## Aim of the exercise
Look through the entries below, please, and copy every line with the word "subtitle".

───── Task data

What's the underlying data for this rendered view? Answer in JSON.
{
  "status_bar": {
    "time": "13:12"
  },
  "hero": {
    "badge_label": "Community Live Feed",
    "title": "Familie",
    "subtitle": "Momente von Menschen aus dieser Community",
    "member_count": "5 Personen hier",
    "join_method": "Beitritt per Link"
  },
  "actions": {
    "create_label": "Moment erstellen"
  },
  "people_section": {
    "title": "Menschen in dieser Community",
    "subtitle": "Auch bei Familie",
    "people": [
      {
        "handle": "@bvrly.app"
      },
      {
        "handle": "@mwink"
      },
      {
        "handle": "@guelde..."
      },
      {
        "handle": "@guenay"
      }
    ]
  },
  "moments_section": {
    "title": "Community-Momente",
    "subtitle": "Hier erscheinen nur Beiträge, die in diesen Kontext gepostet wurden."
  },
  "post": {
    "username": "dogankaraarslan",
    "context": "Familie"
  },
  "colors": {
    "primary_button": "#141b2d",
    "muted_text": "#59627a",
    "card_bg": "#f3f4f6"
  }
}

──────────

## Response area
    "subtitle": "Momente von Menschen aus dieser Community",
    "subtitle": "Auch bei Familie",
    "subtitle": "Hier erscheinen nur Beiträge, die in diesen Kontext gepostet wurden."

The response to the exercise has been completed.